When I first played the game of Scrabble, it was through the old board
game with real wooden tiles. These days, when I speak with certain
children who are born in the 1990s, their first exposure to a board game
like Monopoly was through a computer. Soon, in a matter of decades,
people's first exposure to Scrabble might be through a PDA. As such,
they might elect to choose Handmark's official Scrabble game for the
Working with the Palm platform, Handmark's rendition of Scrabble is a
translation of the original game and not a remake or a remix of the
original title as seems to be the popular way of treating venerable
titles these days. With the electronic version, all the hassles with
keeping points and looking words up in the dictionary are automatically
done. This rendition of Scrabble also introduces two modes of play:
Tournament and Friendly. The later allows the usage of non-orthodox
(or even incorrect) words and like the typical chess game, can offer
suggestions or hints as to what your next move might be. This is a very
welcome feature for those without large vocabularies, like me, and indeed
was a real surprise.
More often than not, PDA games have opted not to include any computer
players since the AI needed to generate realistic gameplay is often hard
to do. This goes without saying for a game like Scrabble. The trick is
not to really make the game smart. As we all know, a computer (or in
this case, a PDA) will undoubtedly know more words than you or I will
ever in our lifetimes. However, to make a computer seem dumb or play at
a novice level is always a challenge. Incidentally, I think the AI
performance in this edition of Scrabble is certainly on par.
If that didn't surprise me enough, the most surprising feature would
probably be the multiplayer aspects of the title. One of the things
that developers are embracing now is the ability to beam your Palm
titles via the infrared port from one person to the next. Often, it
operates like shareware; a free marketing tool for the publishers. In
Scrabble, however, beaming your Palm version of Scrabble to another PDA
could actually be useful since Scrabble supports multiple players via
infrared. With the turn based pace of Scrabble, I can see this is as a
great feature. If you have regular players however, you can't spawn
copies like on certain PC games as clients. Instead, each player will
have to purchase a full copy of Scrabble (if you are to get beyond the
trial period). Although Handmark offers a reduced price for two copies
of Scrabble, I'm not sure why there couldn't be a smaller client/spawn
copy for other players to play from. There is also hot-seat play where
you pass the PDA around to a maximum of four players.
Included in every copy of Scrabble is the Official Scrabble Player's
Dictionary. I'm not sure what the difference is between this dictionary
and your everyday OED but it seems to be adequate enough for the game.
It also sounds imposing (memory-wise) but in fact the whole dictionary,
plus the application, takes up no more than a few hundred kilobytes.

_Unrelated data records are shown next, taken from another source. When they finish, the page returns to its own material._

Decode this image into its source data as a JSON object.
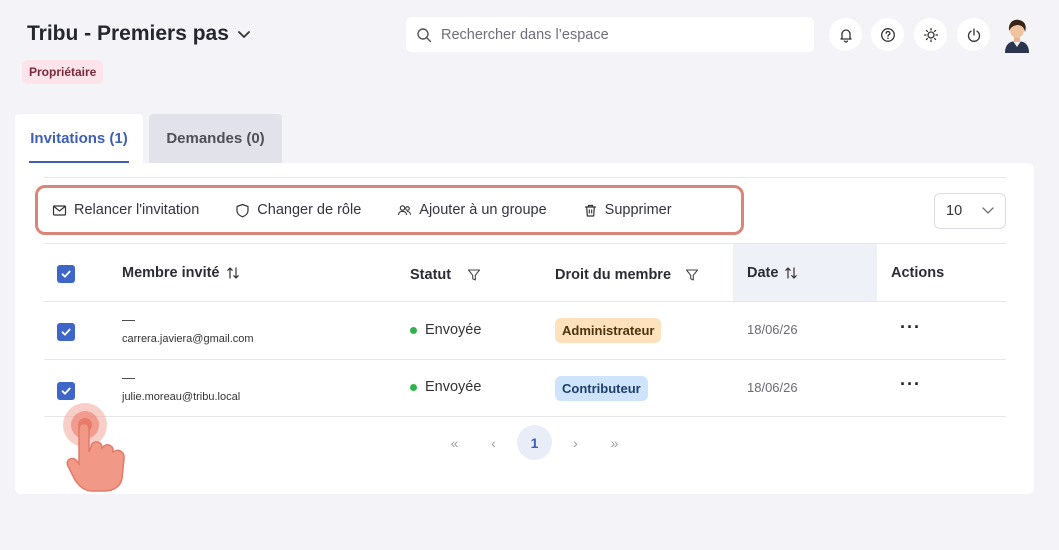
{
  "header": {
    "title": "Tribu - Premiers pas",
    "role_badge": "Propriétaire"
  },
  "search": {
    "placeholder": "Rechercher dans l’espace"
  },
  "header_icons": [
    "bell-icon",
    "help-icon",
    "sun-icon",
    "power-icon"
  ],
  "tabs": [
    {
      "label": "Invitations (1)",
      "active": true
    },
    {
      "label": "Demandes (0)",
      "active": false
    }
  ],
  "toolbar": {
    "resend": "Relancer l'invitation",
    "change_role": "Changer de rôle",
    "add_group": "Ajouter à un groupe",
    "delete": "Supprimer"
  },
  "page_size": {
    "value": "10"
  },
  "table": {
    "columns": {
      "member": "Membre invité",
      "status": "Statut",
      "role": "Droit du membre",
      "date": "Date",
      "actions": "Actions"
    },
    "rows": [
      {
        "name": "—",
        "email": "carrera.javiera@gmail.com",
        "status": "Envoyée",
        "role": "Administrateur",
        "date": "18/06/26",
        "actions": "···"
      },
      {
        "name": "—",
        "email": "julie.moreau@tribu.local",
        "status": "Envoyée",
        "role": "Contributeur",
        "date": "18/06/26",
        "actions": "···"
      }
    ]
  },
  "pagination": {
    "first": "«",
    "prev": "‹",
    "current": "1",
    "next": "›",
    "last": "»"
  },
  "colors": {
    "accent": "#3e5fb8",
    "checkbox": "#3e66c8",
    "toolbar_highlight": "#d9857a",
    "status_sent": "#2fb24c",
    "admin_badge": "#fde2bd",
    "contrib_badge": "#cfe3fb",
    "owner_badge": "#fde3ea"
  }
}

Along with monochrome support and the ability to run on Palm OS 3.0,
breadth and compatibility is definitely there. Scrabble is also yet
another title that will urge people to buy color models as the color
model shows everything in a much better light than the black and white.
For example, it was easier for me to figure out which squares are higher
ranking with colors compared with monochrome shading.
It wasn't until a recent film, The Wedding Planner, did I find out that
Scrabble actually had an organized official following. Yet, this title
is easy enough to learn that any casual Scrabble player will be able to
appreciate it. There have been many puzzle games released for PDAs but
Scrabble operates on a completely different level. I can honestly say
the brain jogging in this game might in fact directly contribute to
enhancing your writing. The premium price, I'm sure, may scare some
away but what you get is indeed, a very professional package and a
direct translation of a venerable board game. Handmark's adaptation of
Scrabble is certainly not off the mark.
[09/10] Program Size
[13/15] Learning Curve